*Directions*.
Gather from the material every line that contains the string "this".

*Provided data*.
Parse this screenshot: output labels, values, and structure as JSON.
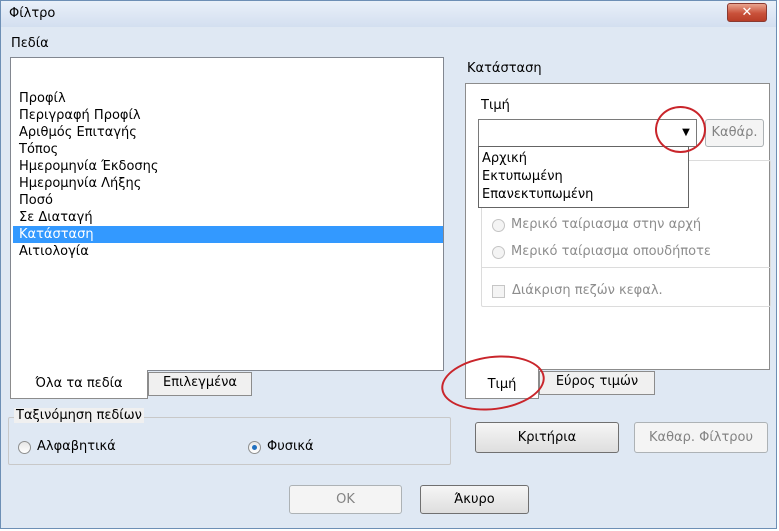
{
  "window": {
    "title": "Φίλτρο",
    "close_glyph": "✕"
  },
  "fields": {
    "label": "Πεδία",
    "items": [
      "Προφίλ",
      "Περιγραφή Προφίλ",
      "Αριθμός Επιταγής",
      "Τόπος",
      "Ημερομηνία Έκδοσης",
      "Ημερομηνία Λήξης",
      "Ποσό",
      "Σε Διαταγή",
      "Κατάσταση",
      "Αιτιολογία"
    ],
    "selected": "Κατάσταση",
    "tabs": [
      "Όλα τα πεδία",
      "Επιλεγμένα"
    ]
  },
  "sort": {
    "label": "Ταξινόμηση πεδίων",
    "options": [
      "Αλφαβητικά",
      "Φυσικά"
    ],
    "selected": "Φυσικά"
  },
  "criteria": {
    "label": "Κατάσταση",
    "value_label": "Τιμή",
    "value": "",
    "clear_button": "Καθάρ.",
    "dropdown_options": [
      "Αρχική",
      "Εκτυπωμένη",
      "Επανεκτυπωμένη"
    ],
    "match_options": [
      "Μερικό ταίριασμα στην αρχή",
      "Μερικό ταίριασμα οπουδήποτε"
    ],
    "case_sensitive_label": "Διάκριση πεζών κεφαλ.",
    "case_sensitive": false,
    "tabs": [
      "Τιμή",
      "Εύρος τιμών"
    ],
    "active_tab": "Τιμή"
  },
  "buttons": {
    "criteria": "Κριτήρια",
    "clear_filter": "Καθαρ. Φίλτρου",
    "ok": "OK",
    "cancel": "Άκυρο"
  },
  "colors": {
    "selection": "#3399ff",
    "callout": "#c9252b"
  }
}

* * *

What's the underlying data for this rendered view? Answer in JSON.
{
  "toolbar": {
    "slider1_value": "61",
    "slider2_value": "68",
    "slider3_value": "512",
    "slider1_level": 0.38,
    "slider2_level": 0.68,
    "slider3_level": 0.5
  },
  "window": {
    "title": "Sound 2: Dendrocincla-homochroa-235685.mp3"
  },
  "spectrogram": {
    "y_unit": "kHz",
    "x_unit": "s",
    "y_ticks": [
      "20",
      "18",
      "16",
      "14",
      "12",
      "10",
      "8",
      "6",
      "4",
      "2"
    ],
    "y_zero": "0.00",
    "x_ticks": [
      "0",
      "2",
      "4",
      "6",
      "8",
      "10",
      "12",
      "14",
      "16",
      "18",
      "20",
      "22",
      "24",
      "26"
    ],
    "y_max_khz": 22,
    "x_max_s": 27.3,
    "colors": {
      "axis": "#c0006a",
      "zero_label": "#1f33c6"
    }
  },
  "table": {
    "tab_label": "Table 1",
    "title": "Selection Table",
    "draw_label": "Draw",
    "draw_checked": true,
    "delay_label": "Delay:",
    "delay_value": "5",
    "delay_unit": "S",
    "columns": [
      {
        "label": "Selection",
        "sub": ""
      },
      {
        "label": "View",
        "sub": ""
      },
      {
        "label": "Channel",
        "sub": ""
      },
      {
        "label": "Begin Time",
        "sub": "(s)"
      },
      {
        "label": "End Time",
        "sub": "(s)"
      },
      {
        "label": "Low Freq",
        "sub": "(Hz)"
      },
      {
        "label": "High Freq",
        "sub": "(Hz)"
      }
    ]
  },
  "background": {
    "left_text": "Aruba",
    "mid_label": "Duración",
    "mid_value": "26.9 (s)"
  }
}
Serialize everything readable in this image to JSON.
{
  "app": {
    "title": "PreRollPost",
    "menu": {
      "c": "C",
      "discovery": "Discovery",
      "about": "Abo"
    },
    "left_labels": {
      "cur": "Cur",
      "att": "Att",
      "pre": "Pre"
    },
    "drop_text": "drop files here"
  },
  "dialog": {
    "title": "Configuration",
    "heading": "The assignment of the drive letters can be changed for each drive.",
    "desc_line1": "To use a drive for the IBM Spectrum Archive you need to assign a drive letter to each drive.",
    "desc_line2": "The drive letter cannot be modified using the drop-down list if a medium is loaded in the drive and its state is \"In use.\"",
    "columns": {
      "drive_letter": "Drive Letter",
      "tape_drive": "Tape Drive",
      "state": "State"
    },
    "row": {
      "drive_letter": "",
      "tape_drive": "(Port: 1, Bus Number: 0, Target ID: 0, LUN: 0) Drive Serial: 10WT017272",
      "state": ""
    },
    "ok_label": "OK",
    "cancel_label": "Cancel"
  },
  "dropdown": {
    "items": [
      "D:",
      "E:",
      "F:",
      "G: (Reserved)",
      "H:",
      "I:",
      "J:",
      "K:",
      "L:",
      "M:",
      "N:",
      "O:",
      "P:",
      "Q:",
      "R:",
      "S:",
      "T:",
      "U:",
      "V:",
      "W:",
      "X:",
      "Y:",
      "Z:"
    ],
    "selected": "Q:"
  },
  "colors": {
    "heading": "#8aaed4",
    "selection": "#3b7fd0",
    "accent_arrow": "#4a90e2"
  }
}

*Response*.
Parse this screenshot: output labels, values, and structure as JSON.
What's the underlying data for this rendered view? Answer in JSON.
Serialize everything readable in this image to JSON.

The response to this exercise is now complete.